Following up a flawless album is always a difficult task and the big problem for Jack’s Mannequin frontman Andrew McMahon was how he could possibly improve on the pop-rock perfection that was his band´s debut, “Everything In Transit”.
But on “The Glass Passenger”, the former Something Corporate pianist, singer and songwriter manages to do just that by writing an album that is similar, yet somehow different to what has come before.
His personal leukemia battle in the 2 years between the two records has obviously coloured his songwriting - notably on opener “The Resolution”, in which McMahon emphatically proclaims, “I’m alive!” – and the sunny, LA pop vibe of “Everything In Transit” has been replaced with a more introspective and dark mood as well as a more mature and substantial sound.
“Swim” breaks new sonic ground but its chorus is razor sharp, while the aggressive and raw “Suicide Blonde” has a real sense of vitality and urgency. “Spinning” is a superb slow-burning, atmospheric Jack’s Mannequin classic, while the album’s diversity continues on the epic “Annie Use Your Telescope” and the synth-pop vibe of the excellent “Crashing”.
The ballad “Lullaby” and the pure pop-rock of “Dropout – The So Unknown” are further reasons why “The Glass Passenger” is such a triumph.
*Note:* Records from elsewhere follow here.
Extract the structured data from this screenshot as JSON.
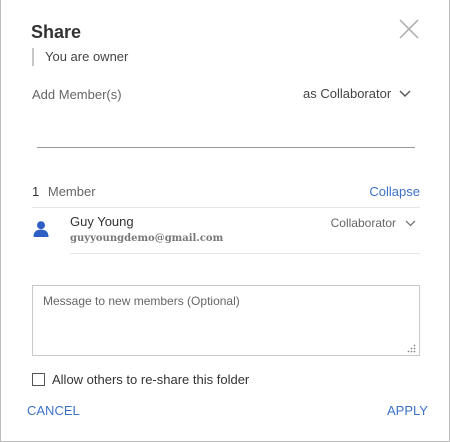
{
  "dialog": {
    "title": "Share",
    "owner_note": "You are owner",
    "add_members_label": "Add Member(s)",
    "role_select_value": "as Collaborator",
    "member_input_value": ""
  },
  "members": {
    "count": "1",
    "label": "Member",
    "collapse_label": "Collapse",
    "list": [
      {
        "name": "Guy Young",
        "email": "guyyoungdemo@gmail.com",
        "role": "Collaborator",
        "icon": "person-icon"
      }
    ]
  },
  "message": {
    "placeholder": "Message to new members (Optional)",
    "value": ""
  },
  "reshare": {
    "label": "Allow others to re-share this folder",
    "checked": false
  },
  "actions": {
    "cancel_label": "CANCEL",
    "apply_label": "APPLY"
  },
  "colors": {
    "accent": "#3d72c9",
    "avatar": "#2f5fc4"
  }
}
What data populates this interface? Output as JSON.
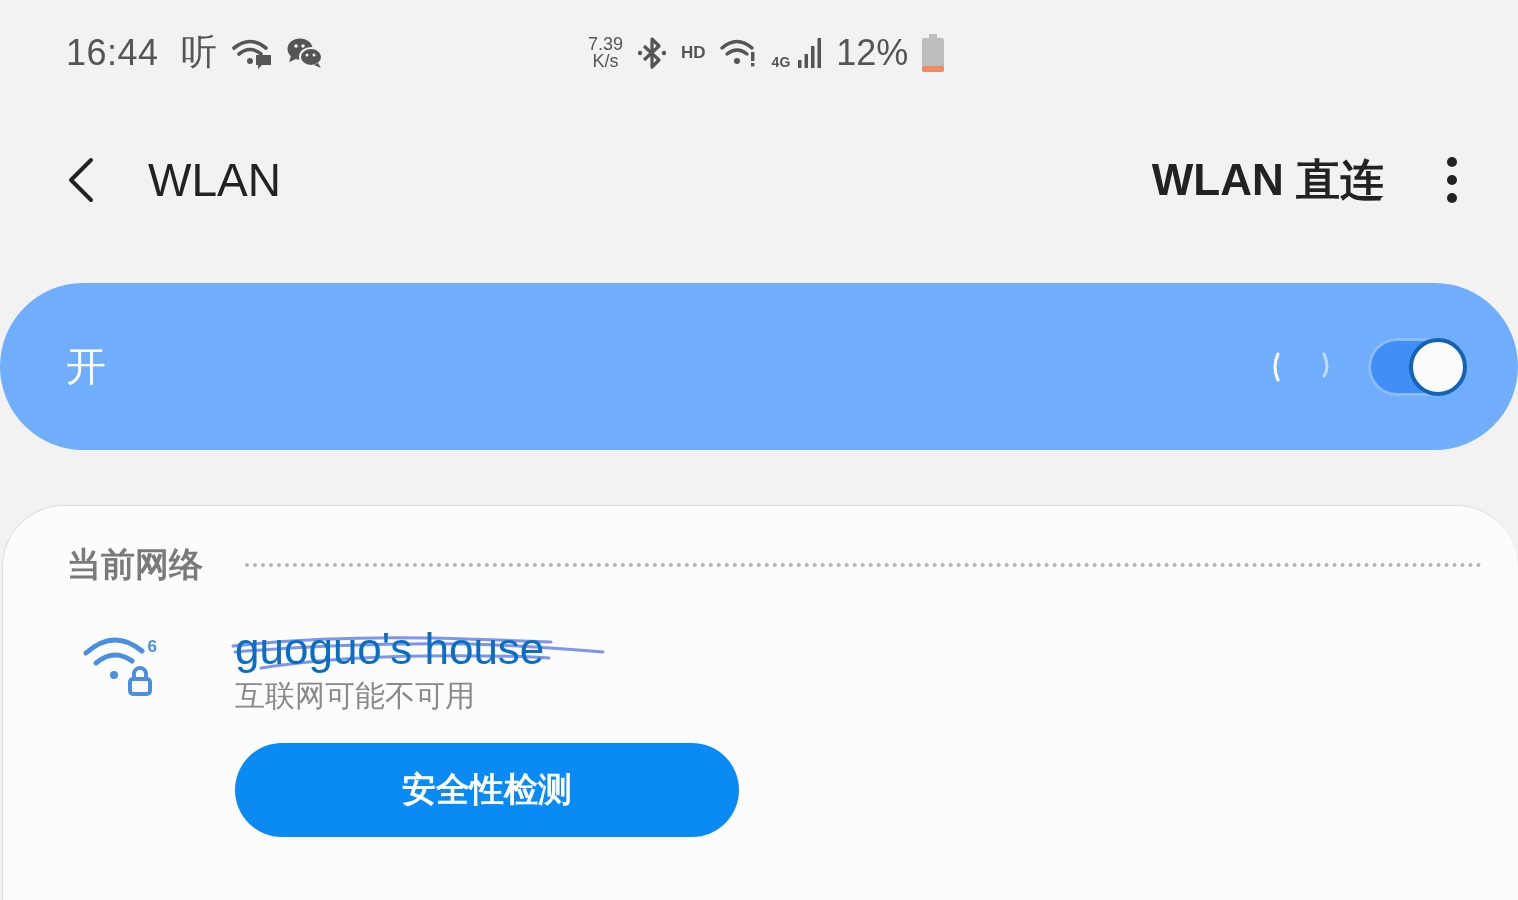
{
  "status_bar": {
    "time": "16:44",
    "notification_glyph": "听",
    "net_speed_value": "7.39",
    "net_speed_unit": "K/s",
    "hd_label": "HD",
    "network_type": "4G",
    "battery_percent": "12%"
  },
  "header": {
    "title": "WLAN",
    "action": "WLAN 直连"
  },
  "master_switch": {
    "label": "开",
    "on": true,
    "busy": true
  },
  "current_network": {
    "section_title": "当前网络",
    "network": {
      "wifi_standard": "6",
      "name": "guoguo's house",
      "secured": true,
      "redacted": true,
      "status": "互联网可能不可用"
    },
    "button": "安全性检测"
  }
}
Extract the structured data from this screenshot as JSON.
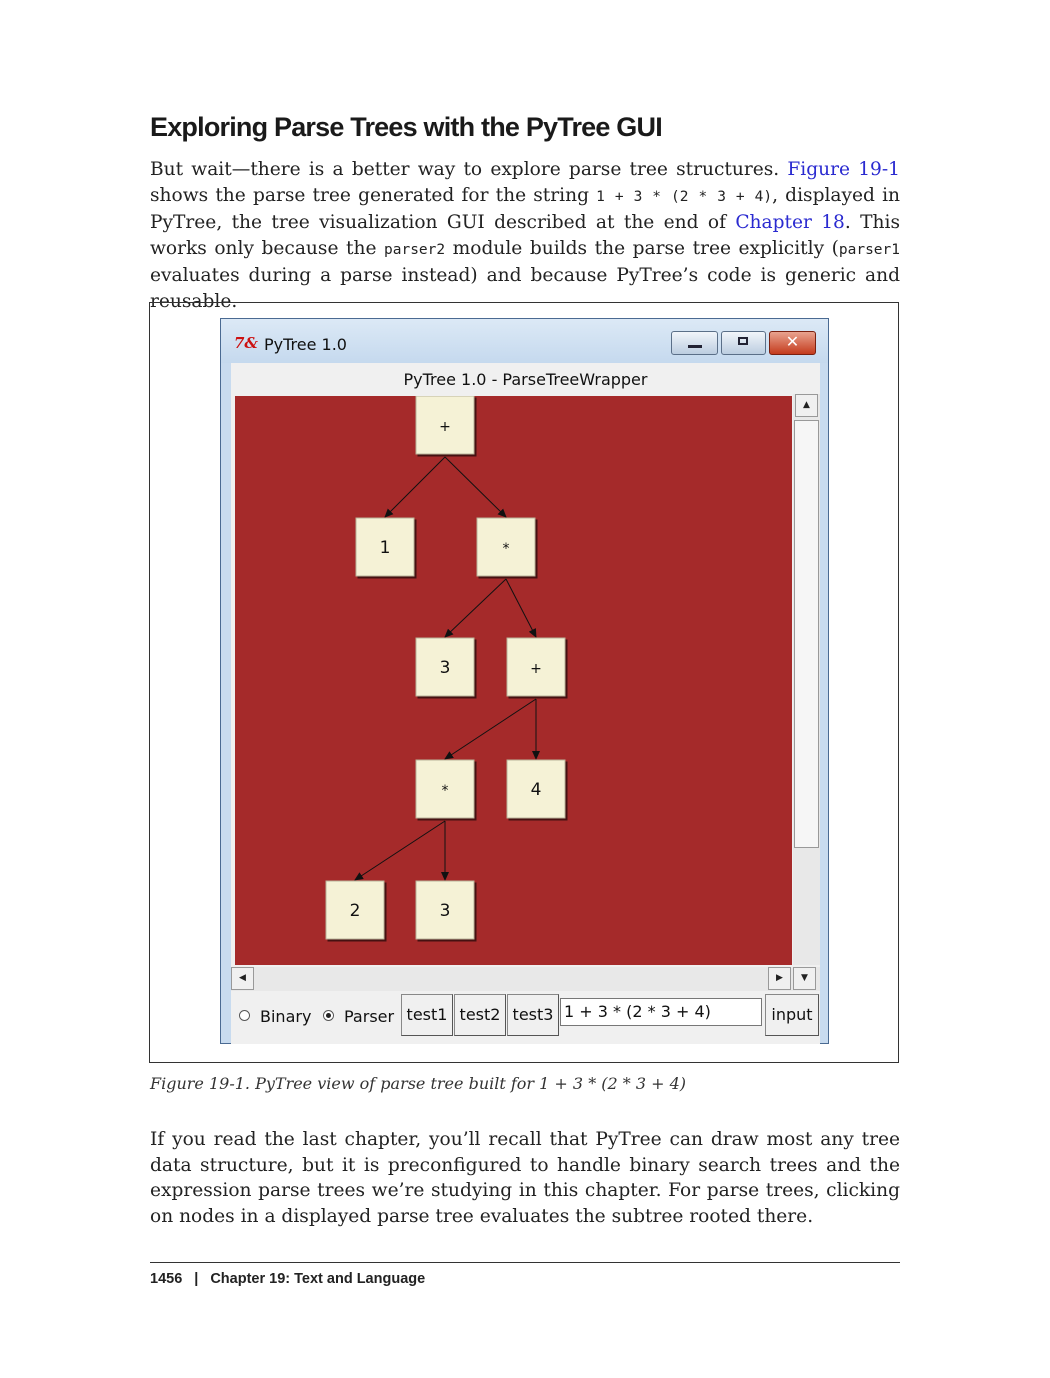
{
  "heading": "Exploring Parse Trees with the PyTree GUI",
  "para1": {
    "t1": "But wait—there is a better way to explore parse tree structures. ",
    "fig_link": "Figure 19-1",
    "t2": " shows the parse tree generated for the string ",
    "code1": "1 + 3 * (2 * 3 + 4)",
    "t3": ", displayed in PyTree, the tree visualization GUI described at the end of ",
    "chapter_link": "Chapter 18",
    "t4": ". This works only because the ",
    "code2": "parser2",
    "t5": " module builds the parse tree explicitly (",
    "code3": "parser1",
    "t6": " evaluates during a parse instead) and because PyTree’s code is generic and reusable."
  },
  "window": {
    "title": "PyTree 1.0",
    "icon": "tk-feather-icon",
    "subtitle": "PyTree 1.0 - ParseTreeWrapper",
    "tree": {
      "nodes": [
        {
          "id": "n0",
          "label": "+"
        },
        {
          "id": "n1",
          "label": "1"
        },
        {
          "id": "n2",
          "label": "*"
        },
        {
          "id": "n3",
          "label": "3"
        },
        {
          "id": "n4",
          "label": "+"
        },
        {
          "id": "n5",
          "label": "*"
        },
        {
          "id": "n6",
          "label": "4"
        },
        {
          "id": "n7",
          "label": "2"
        },
        {
          "id": "n8",
          "label": "3"
        }
      ],
      "edges": [
        [
          "n0",
          "n1"
        ],
        [
          "n0",
          "n2"
        ],
        [
          "n2",
          "n3"
        ],
        [
          "n2",
          "n4"
        ],
        [
          "n4",
          "n5"
        ],
        [
          "n4",
          "n6"
        ],
        [
          "n5",
          "n7"
        ],
        [
          "n5",
          "n8"
        ]
      ]
    },
    "radio_binary": "Binary",
    "radio_parser": "Parser",
    "selected_mode": "Parser",
    "buttons": [
      "test1",
      "test2",
      "test3"
    ],
    "input_value": "1 + 3 * (2 * 3 + 4)",
    "input_button": "input",
    "colors": {
      "canvas": "#a52a2a",
      "node": "#f5f2d6"
    }
  },
  "caption": "Figure 19-1. PyTree view of parse tree built for 1 + 3 * (2 * 3 + 4)",
  "para2": "If you read the last chapter, you’ll recall that PyTree can draw most any tree data structure, but it is preconfigured to handle binary search trees and the expression parse trees we’re studying in this chapter. For parse trees, clicking on nodes in a displayed parse tree evaluates the subtree rooted there.",
  "footer": {
    "page": "1456",
    "chapter": "Chapter 19:  Text and Language"
  }
}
The album may not seem as initially compelling as its predecessor, but those glorious piano-led melodies are clearly in evidence throughout and demonstrate that Jack´s Mannequin has passed the ‘sophomore album test’ with flying colours.